Our efforts focus on developing a detailed understanding of the mechanisms by which enzymes catalyze biological reactions. Insights obtained from studies on enzyme mechanism can lead to the production of bio-active compounds and to the design of efficient synthetic catalysts.
Stereochemical control is a key component in the biosynthesis and metabolism of many biological compounds. As a result, many racemases and epimerases have evolved that catalyze the inversion of configuration about carbon. Most of these enzymes act at centers which are activated by an adjacent carbonyl functionality, and they abstract a relatively acidic proton. Our interests lie in studying enzymes that act on unactivated stereocenters and must employ unique reaction mechanisms. One example is ADP-heptose 6-epimerase that generates a key building block in bacterial lipopolysaccharide biosynthesis.
Another area of current interest in the Tanner group are the enzymes responsible for the biosynthesis of the sialic acids in mammals. Sialic acids are found on the surface of mammalian cells and play key roles in mediating cellular recognition events. Studies on both the epimerase and the synthase are currently ongoing in the lab.

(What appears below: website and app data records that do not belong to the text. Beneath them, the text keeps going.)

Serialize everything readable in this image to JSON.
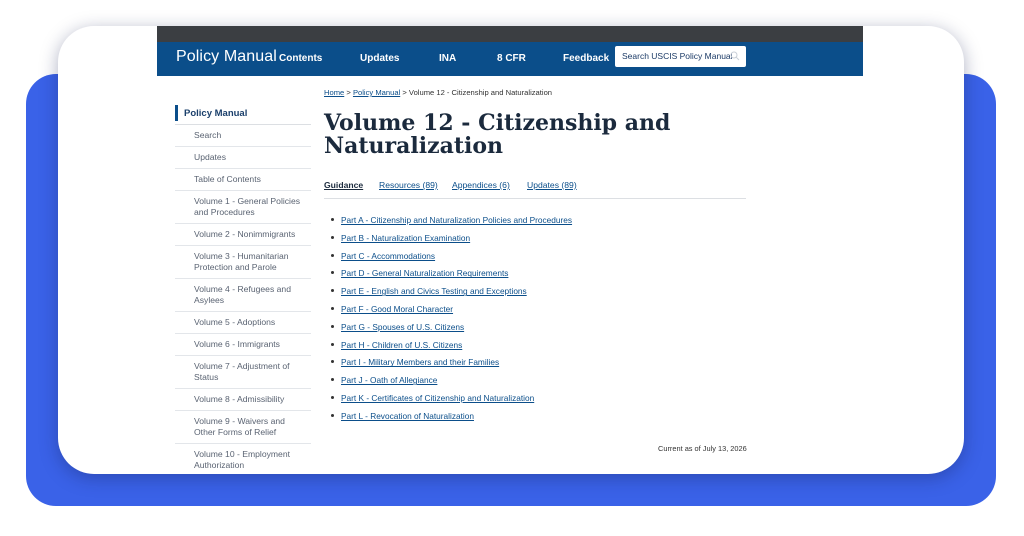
{
  "header": {
    "brand": "Policy Manual",
    "nav": [
      "Contents",
      "Updates",
      "INA",
      "8 CFR",
      "Feedback"
    ],
    "search_placeholder": "Search USCIS Policy Manual"
  },
  "breadcrumb": {
    "home": "Home",
    "sep": ">",
    "policy_manual": "Policy Manual",
    "current": "Volume 12 - Citizenship and Naturalization"
  },
  "page_title": "Volume 12 - Citizenship and Naturalization",
  "tabs": [
    "Guidance",
    "Resources (89)",
    "Appendices (6)",
    "Updates (89)"
  ],
  "parts": [
    "Part A - Citizenship and Naturalization Policies and Procedures",
    "Part B - Naturalization Examination",
    "Part C - Accommodations",
    "Part D - General Naturalization Requirements",
    "Part E - English and Civics Testing and Exceptions",
    "Part F - Good Moral Character",
    "Part G - Spouses of U.S. Citizens",
    "Part H - Children of U.S. Citizens",
    "Part I - Military Members and their Families",
    "Part J - Oath of Allegiance",
    "Part K - Certificates of Citizenship and Naturalization",
    "Part L - Revocation of Naturalization"
  ],
  "sidebar": {
    "heading": "Policy Manual",
    "items": [
      "Search",
      "Updates",
      "Table of Contents",
      "Volume 1 - General Policies and Procedures",
      "Volume 2 - Nonimmigrants",
      "Volume 3 - Humanitarian Protection and Parole",
      "Volume 4 - Refugees and Asylees",
      "Volume 5 - Adoptions",
      "Volume 6 - Immigrants",
      "Volume 7 - Adjustment of Status",
      "Volume 8 - Admissibility",
      "Volume 9 - Waivers and Other Forms of Relief",
      "Volume 10 - Employment Authorization"
    ]
  },
  "current_as_of": "Current as of July 13, 2026",
  "colors": {
    "nav_blue": "#0b4e8a",
    "backdrop_blue": "#3a62e8",
    "title": "#1b2a3d"
  }
}
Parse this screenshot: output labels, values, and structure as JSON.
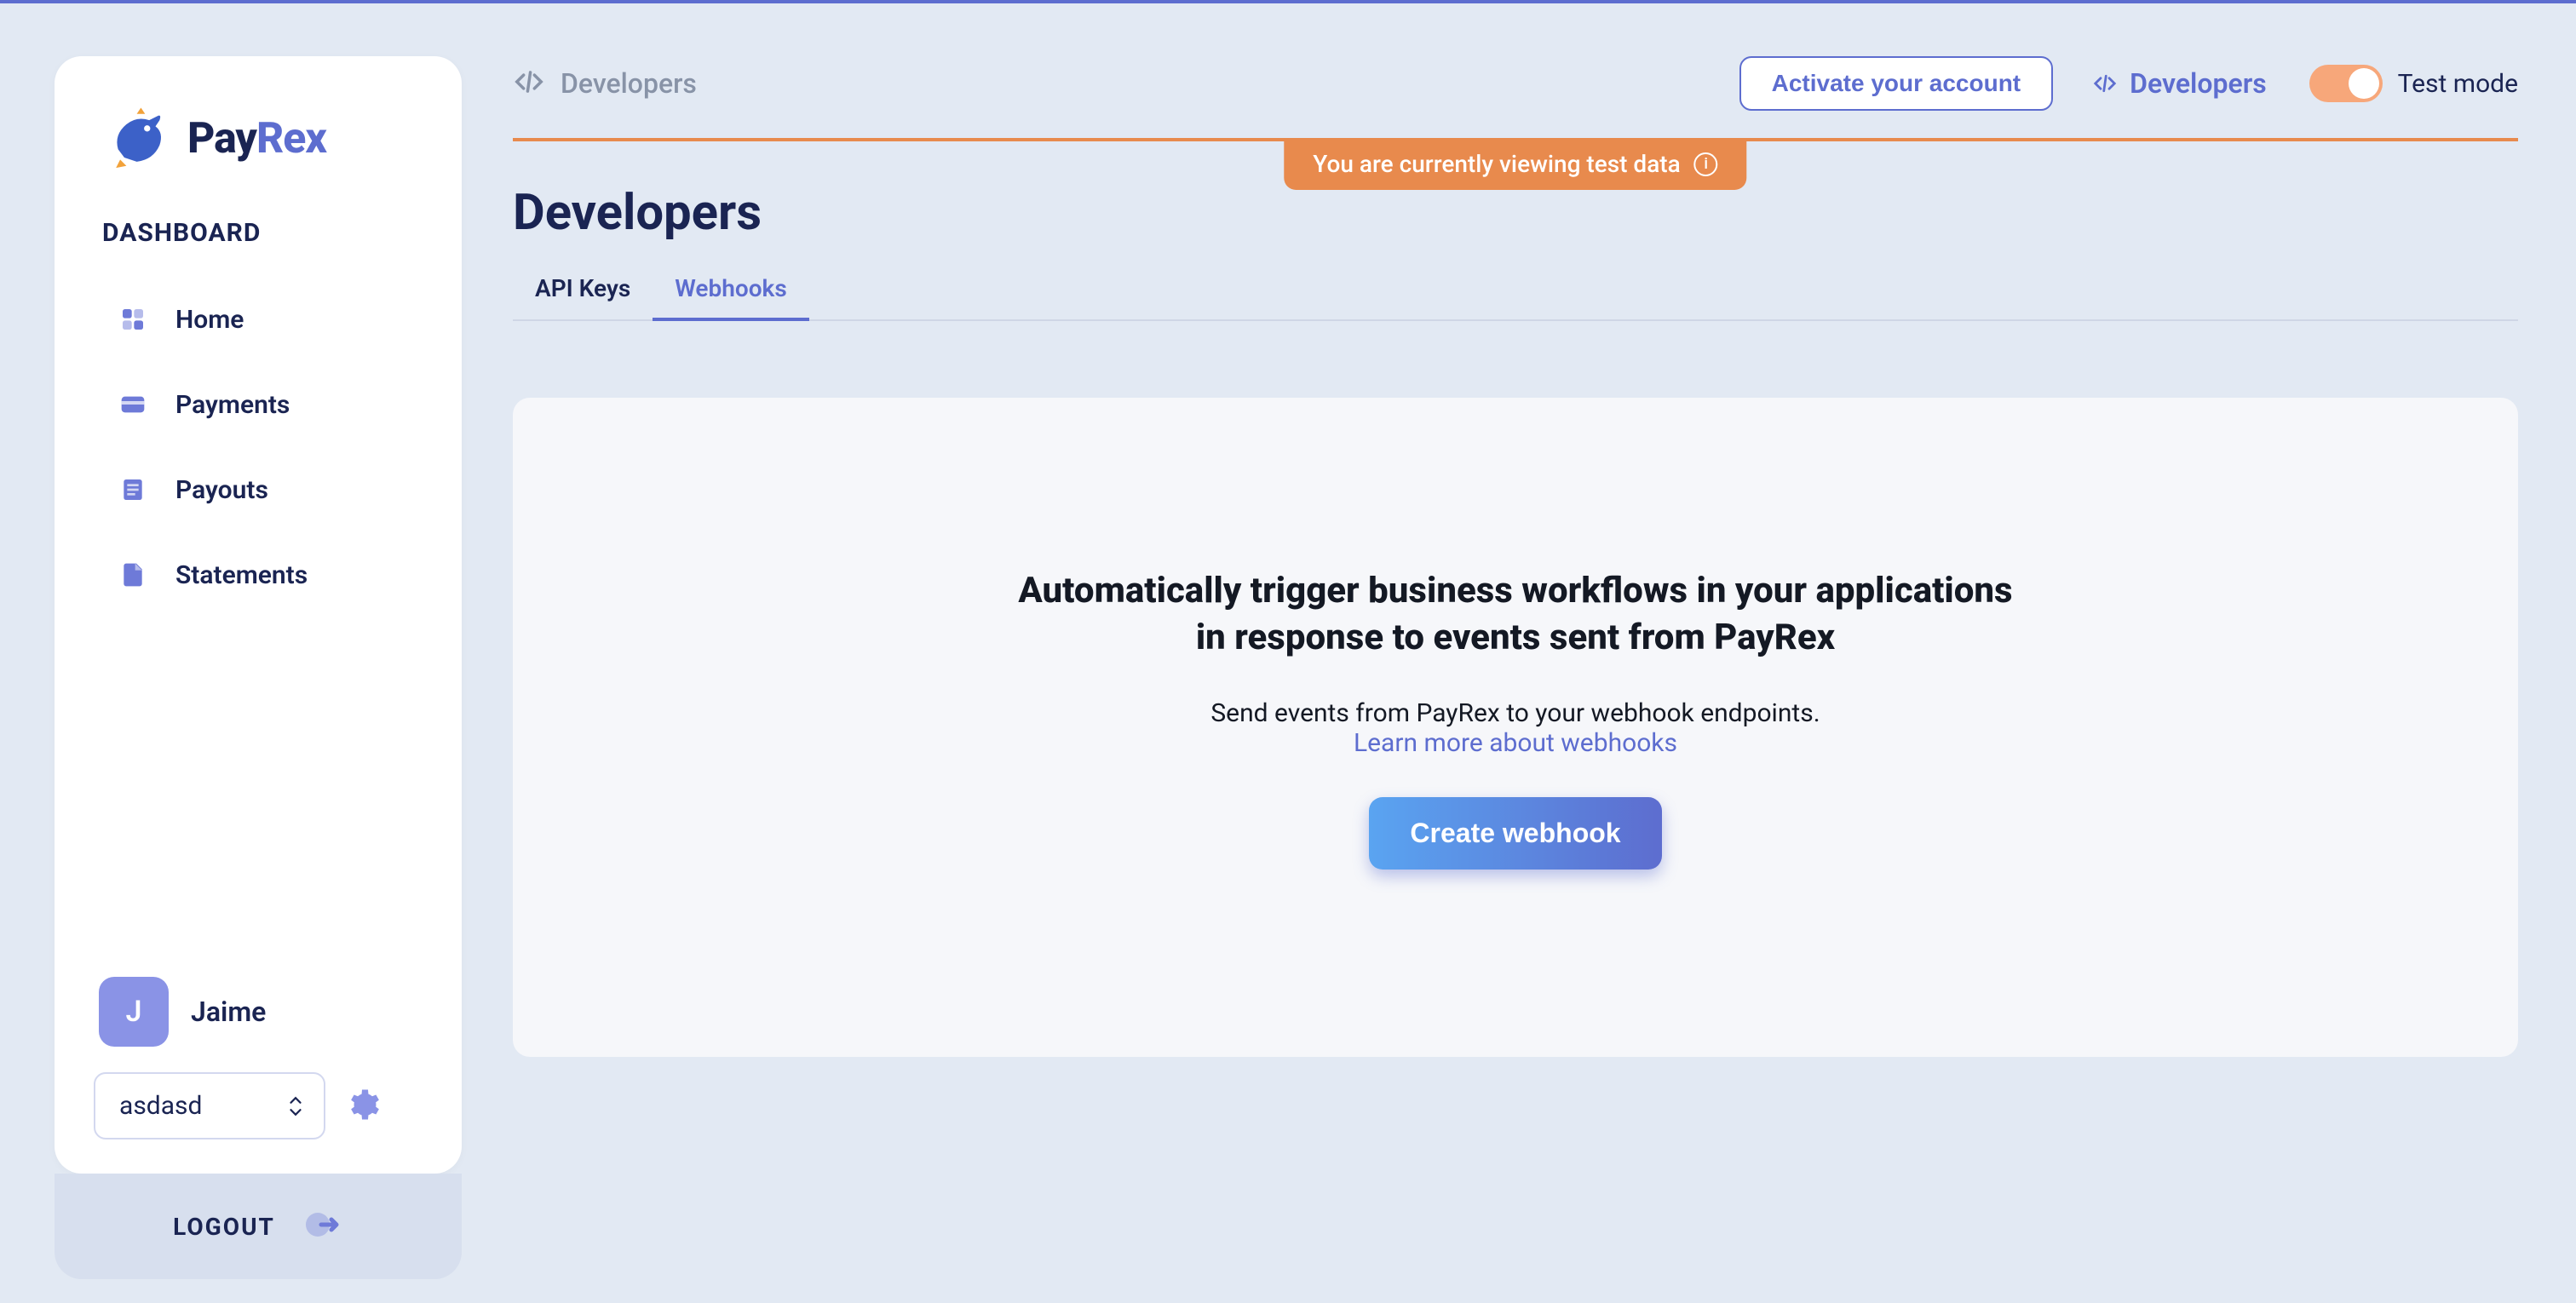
{
  "brand": {
    "pay": "Pay",
    "rex": "Rex"
  },
  "sidebar": {
    "section": "DASHBOARD",
    "items": [
      {
        "label": "Home"
      },
      {
        "label": "Payments"
      },
      {
        "label": "Payouts"
      },
      {
        "label": "Statements"
      }
    ],
    "user": {
      "initial": "J",
      "name": "Jaime"
    },
    "project_select": {
      "value": "asdasd"
    },
    "logout": "LOGOUT"
  },
  "topbar": {
    "breadcrumb": "Developers",
    "activate": "Activate your account",
    "dev_link": "Developers",
    "test_mode_label": "Test mode"
  },
  "banner": {
    "text": "You are currently viewing test data"
  },
  "page": {
    "title": "Developers",
    "tabs": [
      {
        "label": "API Keys"
      },
      {
        "label": "Webhooks"
      }
    ]
  },
  "card": {
    "heading": "Automatically trigger business workflows in your applications in response to events sent from PayRex",
    "sub": "Send events from PayRex to your webhook endpoints.",
    "link": "Learn more about webhooks",
    "cta": "Create webhook"
  }
}
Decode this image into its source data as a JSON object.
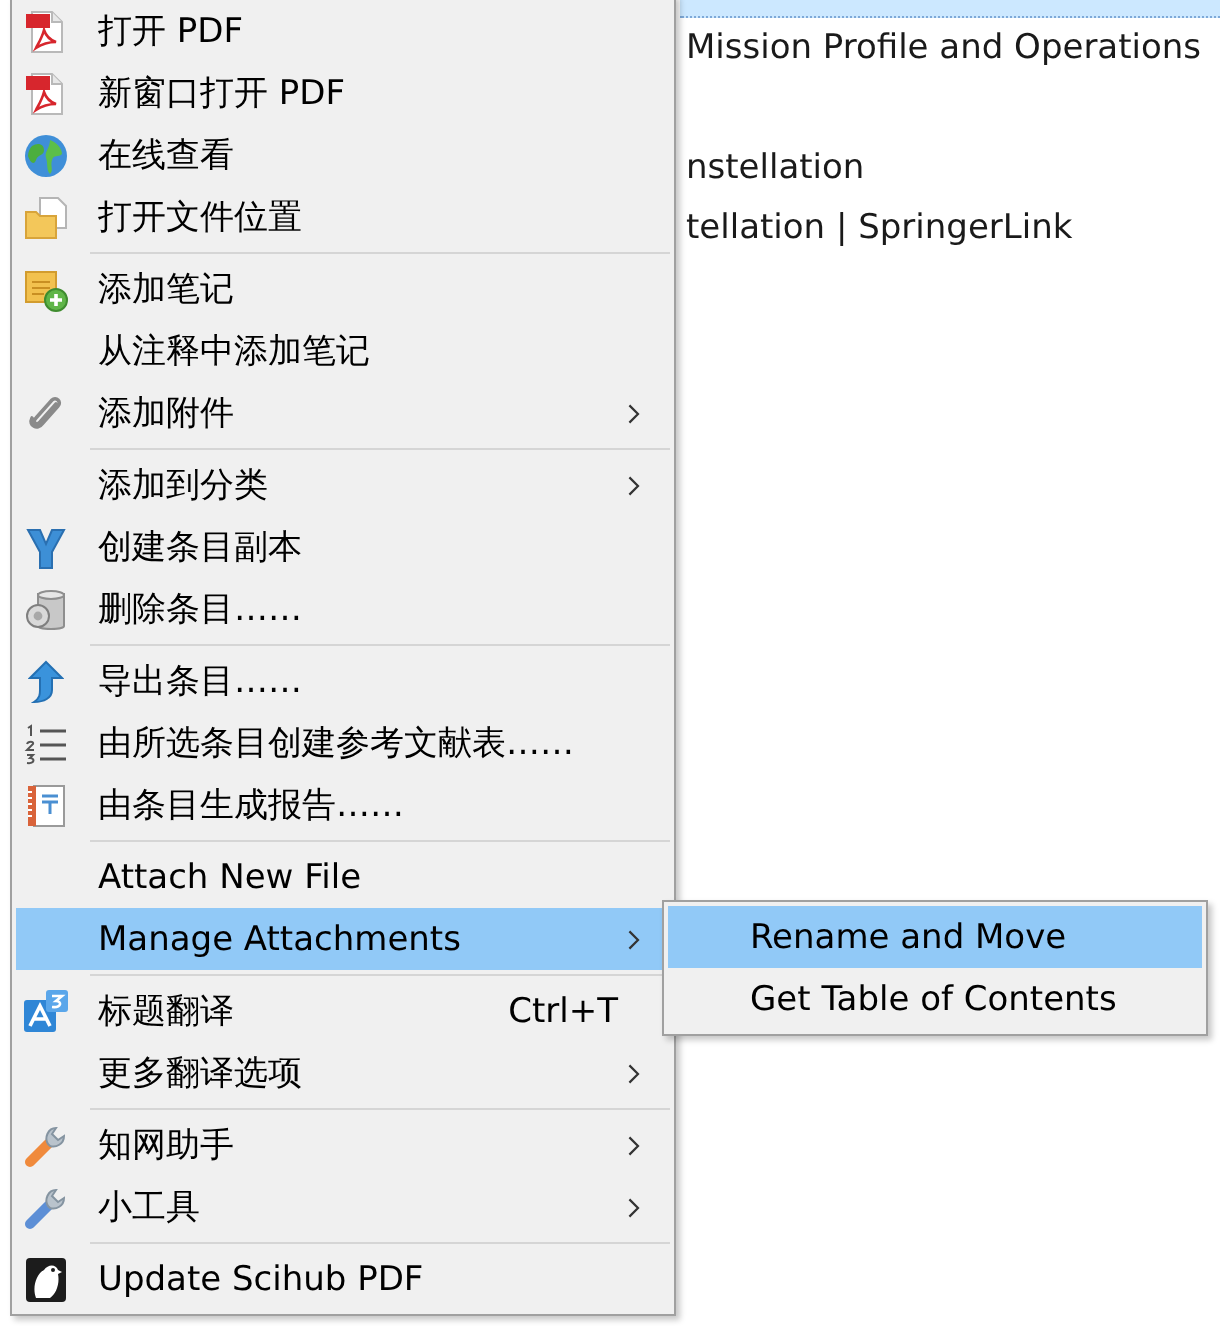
{
  "background_list": {
    "rows": [
      {
        "selected": true
      },
      {
        "text": "Mission Profile and Operations",
        "selected": false
      },
      {
        "selected": false
      },
      {
        "text": "nstellation",
        "selected": false
      },
      {
        "text": "tellation | SpringerLink",
        "selected": false
      }
    ]
  },
  "context_menu": {
    "sections": [
      {
        "items": [
          {
            "label": "打开 PDF",
            "selected": false,
            "has_submenu": false
          },
          {
            "label": "新窗口打开 PDF",
            "selected": false,
            "has_submenu": false
          },
          {
            "label": "在线查看",
            "selected": false,
            "has_submenu": false
          },
          {
            "label": "打开文件位置",
            "selected": false,
            "has_submenu": false
          }
        ]
      },
      {
        "items": [
          {
            "label": "添加笔记",
            "selected": false,
            "has_submenu": false
          },
          {
            "label": "从注释中添加笔记",
            "selected": false,
            "has_submenu": false
          },
          {
            "label": "添加附件",
            "selected": false,
            "has_submenu": true
          }
        ]
      },
      {
        "items": [
          {
            "label": "添加到分类",
            "selected": false,
            "has_submenu": true
          },
          {
            "label": "创建条目副本",
            "selected": false,
            "has_submenu": false
          },
          {
            "label": "删除条目……",
            "selected": false,
            "has_submenu": false
          }
        ]
      },
      {
        "items": [
          {
            "label": "导出条目……",
            "selected": false,
            "has_submenu": false
          },
          {
            "label": "由所选条目创建参考文献表……",
            "selected": false,
            "has_submenu": false
          },
          {
            "label": "由条目生成报告……",
            "selected": false,
            "has_submenu": false
          }
        ]
      },
      {
        "items": [
          {
            "label": "Attach New File",
            "selected": false,
            "has_submenu": false
          },
          {
            "label": "Manage Attachments",
            "selected": true,
            "has_submenu": true
          }
        ]
      },
      {
        "items": [
          {
            "label": "标题翻译",
            "shortcut": "Ctrl+T",
            "selected": false,
            "has_submenu": false
          },
          {
            "label": "更多翻译选项",
            "selected": false,
            "has_submenu": true
          }
        ]
      },
      {
        "items": [
          {
            "label": "知网助手",
            "selected": false,
            "has_submenu": true
          },
          {
            "label": "小工具",
            "selected": false,
            "has_submenu": true
          }
        ]
      },
      {
        "items": [
          {
            "label": "Update Scihub PDF",
            "selected": false,
            "has_submenu": false
          }
        ]
      }
    ]
  },
  "submenu": {
    "items": [
      {
        "label": "Rename and Move",
        "selected": true
      },
      {
        "label": "Get Table of Contents",
        "selected": false
      }
    ]
  }
}
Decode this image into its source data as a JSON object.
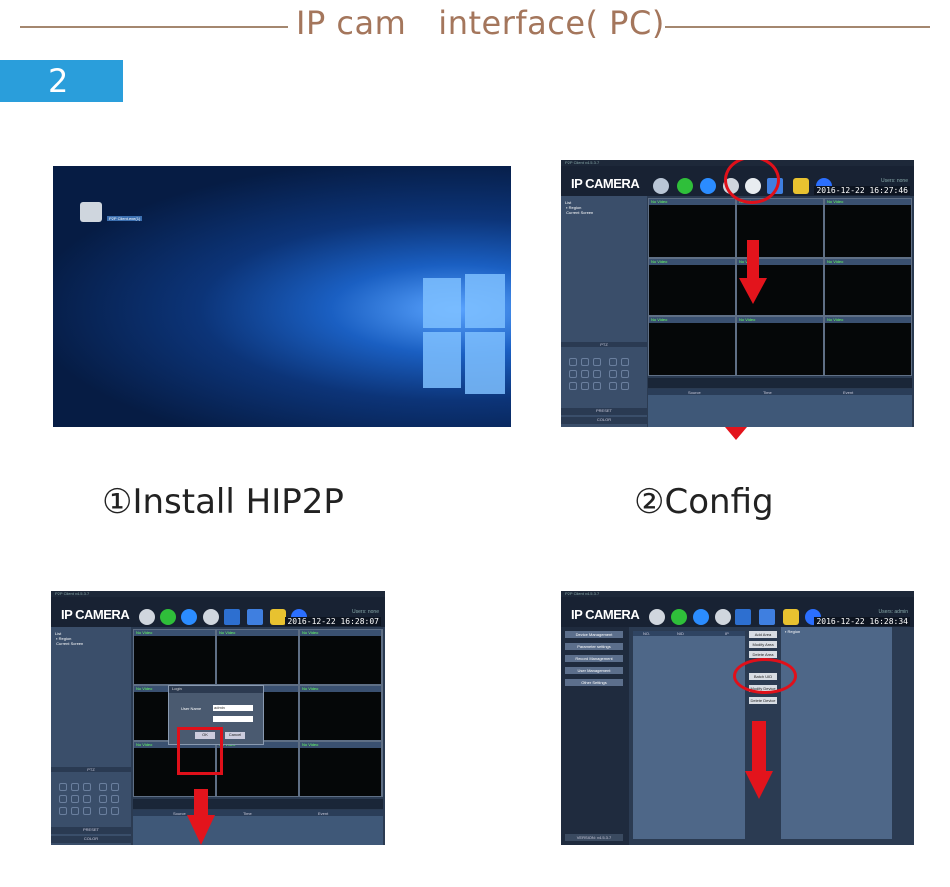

A wide range of experimental techniques are used to probe the reaction pathways. The tools of physical organic chemistry, such as isotopic labeling studies and the measurement of kinetic isotope effects, help to outline the order of, and the barriers to, the bond-making and bond-breaking steps in these transformations. Synthetic organic chemistry is used to prepare unnatural substrates that will serve as potent enzyme inhibitors (transition state analogs) or as mechanism-based enzyme inactivators (suicide substrates). Finally, the tools of molecular biology are used to produce large quantities of enzyme and to perform site-directed mutagenesis experiments.